We need also to understand the performance of the system and developed to this end a unified model of performance for the instruments of the VLT Interferometer. The commissioning instrument VINCI has been used for measurements for two years and the first science instrument MIDI has been commissioned in the course of 2003. The model predicts the accuracy on the visibility measurements. We are dealing here with new properties of the atmosphere, in particular one needs to characterise the atmospheric piston noise and its influence on the measurements. The predictions from this model are compared to the aggregated two years of VINCI measurements. Further verifications are now performed in the mid-infrared using MIDI measurements.
In conclusion, our ample experience with the physical model based approach allows us to address the questions that we raised at the beginning of this paper. Firstly, physical models can be developed, and they are accurate enough to solve many practical calibration problems in various operational environments (ground- and space-based). In particular, in several cases that we have described here, it would not have been possible to correct the data without a model. Today models are used in operations critical areas. The main additional benefit of models is that they provide an independent control on the data gathering process with the assurance that they are properly understood.
In this review we have tried to give credit to many contributors by citation of primary articles. It is clear that we could not include all of them and therefore would like to acknowledge also those contributions not mentioned explicitly in the text.
Ballester, P., Rosa, M.R. 1997, A&AS, 126, 563-571
Ballester, P., et al. 2000, ESO Messenger, 101, 31-36
Bristow, P. 2004, this volume, 780
Bushouse, H., Rosa, M.R., Müller, Th. 1995, in ASP Conf. Ser., Vol. 77, Astronomical Data Analysis Software and Systems IV, ed. R. A. Shaw, H. E. Payne, & J. J. E. Hayes (San Francisco: ASP), p. 345
Haggouchi, K.., et al. 2004, this volume, 661
Kerber, F., Rosa, M.R., Sansonetti, C.J., Reader, J. 2003, ST-ECF Newsletter, 33, 2
Modigliani, A. 2004, this volume, 808

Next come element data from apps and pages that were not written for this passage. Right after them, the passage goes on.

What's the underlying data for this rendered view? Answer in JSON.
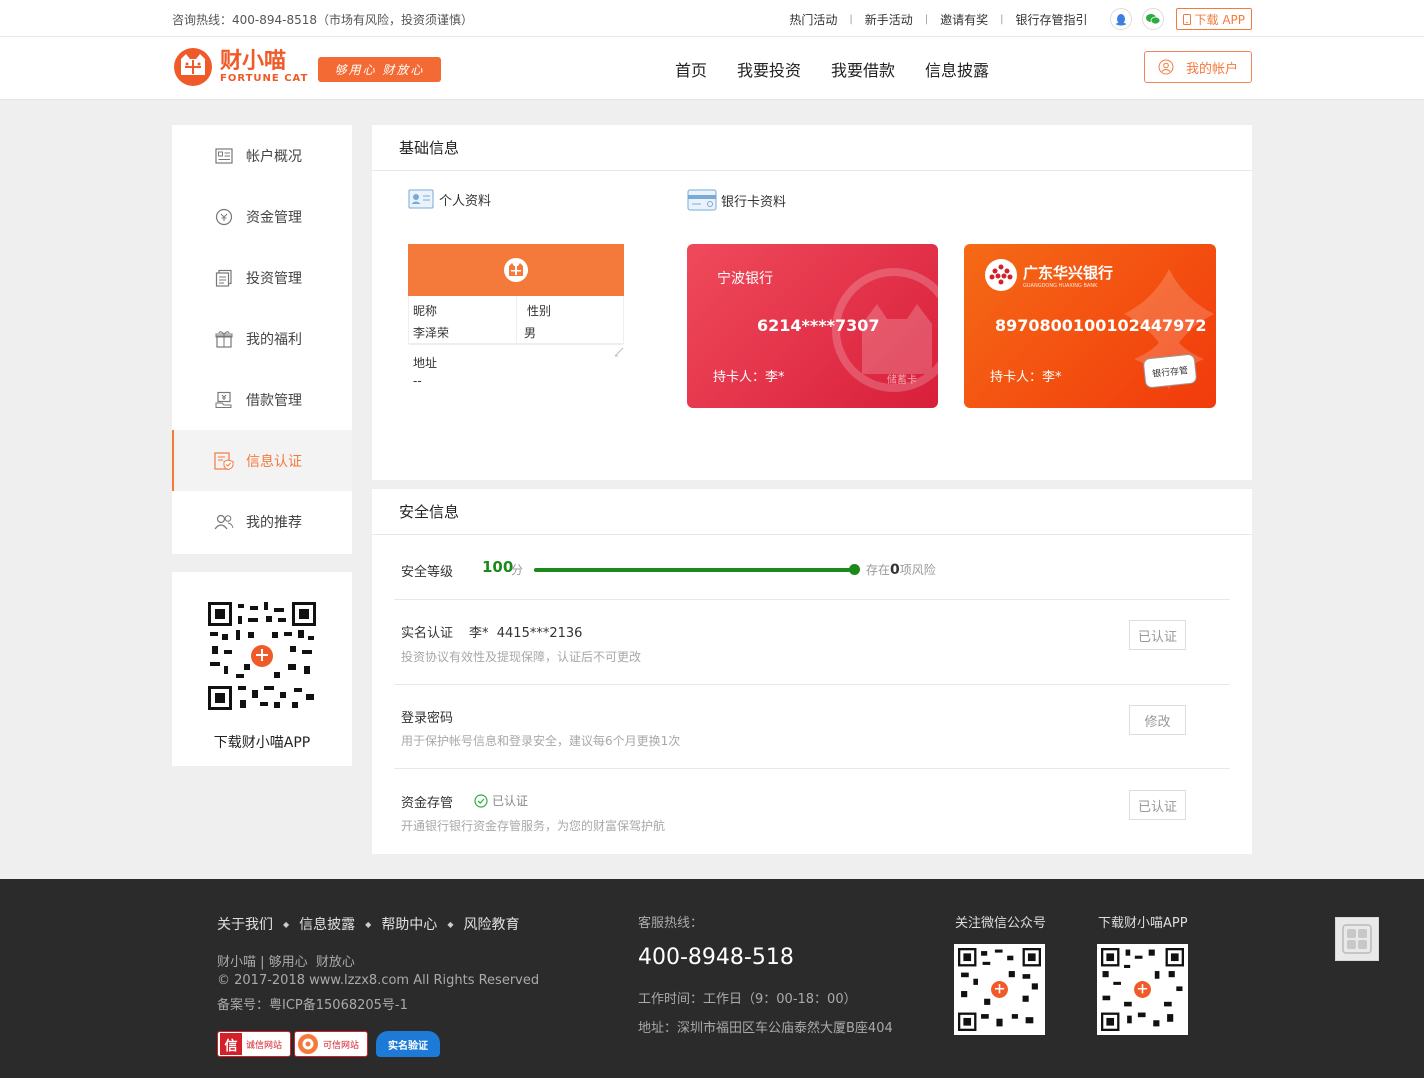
{
  "topbar": {
    "hotline": "咨询热线：400-894-8518（市场有风险，投资须谨慎）",
    "links": [
      "热门活动",
      "新手活动",
      "邀请有奖",
      "银行存管指引"
    ],
    "download_app": "下载 APP"
  },
  "header": {
    "logo_cn": "财小喵",
    "logo_en": "FORTUNE CAT",
    "slogan": "够用心 财放心",
    "nav": [
      "首页",
      "我要投资",
      "我要借款",
      "信息披露"
    ],
    "my_account": "我的帐户"
  },
  "sidebar": {
    "items": [
      {
        "label": "帐户概况",
        "icon": "account-overview-icon"
      },
      {
        "label": "资金管理",
        "icon": "funds-icon"
      },
      {
        "label": "投资管理",
        "icon": "investment-icon"
      },
      {
        "label": "我的福利",
        "icon": "gift-icon"
      },
      {
        "label": "借款管理",
        "icon": "loan-icon"
      },
      {
        "label": "信息认证",
        "icon": "certification-icon",
        "active": true
      },
      {
        "label": "我的推荐",
        "icon": "referral-icon"
      }
    ],
    "qr_caption": "下载财小喵APP"
  },
  "basic_info": {
    "title": "基础信息",
    "personal_label": "个人资料",
    "bank_label": "银行卡资料",
    "profile": {
      "nickname_label": "昵称",
      "nickname": "李泽荣",
      "gender_label": "性别",
      "gender": "男",
      "address_label": "地址",
      "address": "--"
    },
    "cards": [
      {
        "bank": "宁波银行",
        "number": "6214****7307",
        "holder": "持卡人：李*",
        "type": "储蓄卡",
        "color": "#e8344a"
      },
      {
        "bank": "广东华兴银行",
        "bank_en": "GUANGDONG HUAXING BANK",
        "number": "8970800100102447972",
        "holder": "持卡人：李*",
        "tag": "银行存管",
        "color": "#f24c12"
      }
    ]
  },
  "security": {
    "title": "安全信息",
    "level_label": "安全等级",
    "score": "100",
    "score_unit": "分",
    "score_percent": 100,
    "risk_prefix": "存在",
    "risk_count": "0",
    "risk_suffix": "项风险",
    "rows": [
      {
        "title": "实名认证",
        "detail": "李*  4415***2136",
        "desc": "投资协议有效性及提现保障，认证后不可更改",
        "button": "已认证"
      },
      {
        "title": "登录密码",
        "desc": "用于保护帐号信息和登录安全，建议每6个月更换1次",
        "button": "修改"
      },
      {
        "title": "资金存管",
        "status": "已认证",
        "desc": "开通银行银行资金存管服务，为您的财富保驾护航",
        "button": "已认证"
      }
    ]
  },
  "footer": {
    "links": [
      "关于我们",
      "信息披露",
      "帮助中心",
      "风险教育"
    ],
    "slogan": "财小喵 | 够用心  财放心",
    "copyright": "© 2017-2018 www.lzzx8.com All Rights Reserved",
    "icp": "备案号：粤ICP备15068205号-1",
    "hotline_label": "客服热线：",
    "hotline": "400-8948-518",
    "hours": "工作时间：工作日（9：00-18：00）",
    "address": "地址：深圳市福田区车公庙泰然大厦B座404",
    "wechat_label": "关注微信公众号",
    "app_label": "下载财小喵APP",
    "badges": [
      "诚信网站",
      "可信网站",
      "实名验证"
    ]
  },
  "colors": {
    "accent": "#f47a3c",
    "progress": "#1a8a1a"
  }
}
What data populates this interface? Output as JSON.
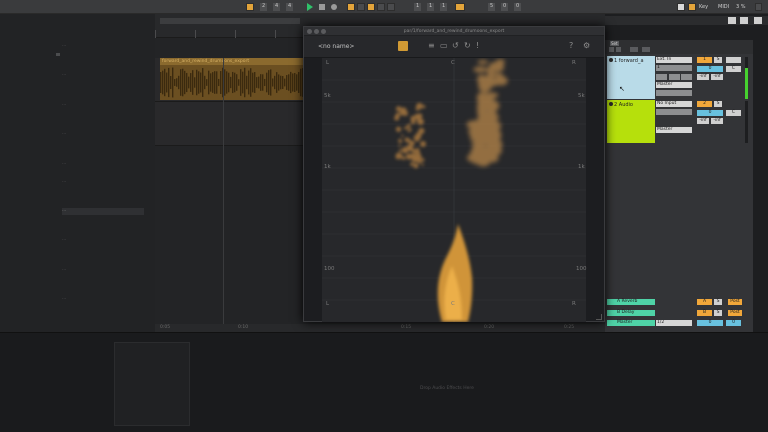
{
  "transport": {
    "tempo_fields": [
      "2",
      "4",
      "4"
    ],
    "position": [
      "1",
      "1",
      "1"
    ],
    "loop_length": [
      "5",
      "0",
      "0"
    ],
    "key_label": "Key",
    "midi_label": "MIDI",
    "cpu_label": "3 %",
    "accent_color": "#e3a43a",
    "play_color": "#2fc26a"
  },
  "browser": {
    "items": [
      "...",
      "...",
      "...",
      "...",
      "...",
      "...",
      "...",
      "...",
      "...",
      "..."
    ]
  },
  "arrangement": {
    "clip_name": "forward_and_rewind_drumoons_export",
    "timeline_labels": [
      "0:05",
      "0:10",
      "0:15",
      "0:20",
      "0:25"
    ]
  },
  "plugin": {
    "window_title": "par/1/forward_and_rewind_drumoons_export",
    "preset_name": "<no name>",
    "top_left_label": "L",
    "top_center_label": "C",
    "top_right_label": "R",
    "bottom_left_label": "L",
    "bottom_center_label": "C",
    "bottom_right_label": "R",
    "freq_labels_left": [
      "5k",
      "1k",
      "100"
    ],
    "freq_labels_right": [
      "5k",
      "1k",
      "100"
    ],
    "power_color": "#d19a34",
    "signal_color": "#c98a35"
  },
  "mixer": {
    "set_label": "Set",
    "tracks": [
      {
        "name": "1 forward_a",
        "color": "#b9dbe8",
        "input": "Ext. In",
        "input_channel": "1",
        "output": "Master",
        "buttons": [
          "1",
          "S",
          "0",
          "C"
        ],
        "volume": "-inf",
        "send": "-inf"
      },
      {
        "name": "2 Audio",
        "color": "#b6e00c",
        "input": "No Input",
        "output": "Master",
        "buttons": [
          "2",
          "S",
          "0",
          "C"
        ],
        "volume": "-inf",
        "send": "-inf"
      }
    ],
    "returns": [
      {
        "name": "A Reverb",
        "button": "A",
        "solo": "S",
        "post": "Post"
      },
      {
        "name": "B Delay",
        "button": "B",
        "solo": "S",
        "post": "Post"
      },
      {
        "name": "Master",
        "input": "1/2",
        "button": "0",
        "post": "0"
      }
    ]
  },
  "device_view": {
    "hint": "Drop Audio Effects Here"
  }
}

Rosa, M.R. 2000, ST-ECF Newsletter, 27, 3
Rosa, M.R., Alexov, A., Bristow, P., Kerber, F. 2001, ST-ECF Newsletter, 29, 31
Voisin, B. 2004, this volume, 125
Yung, Y., et al. 2004, this volume, 764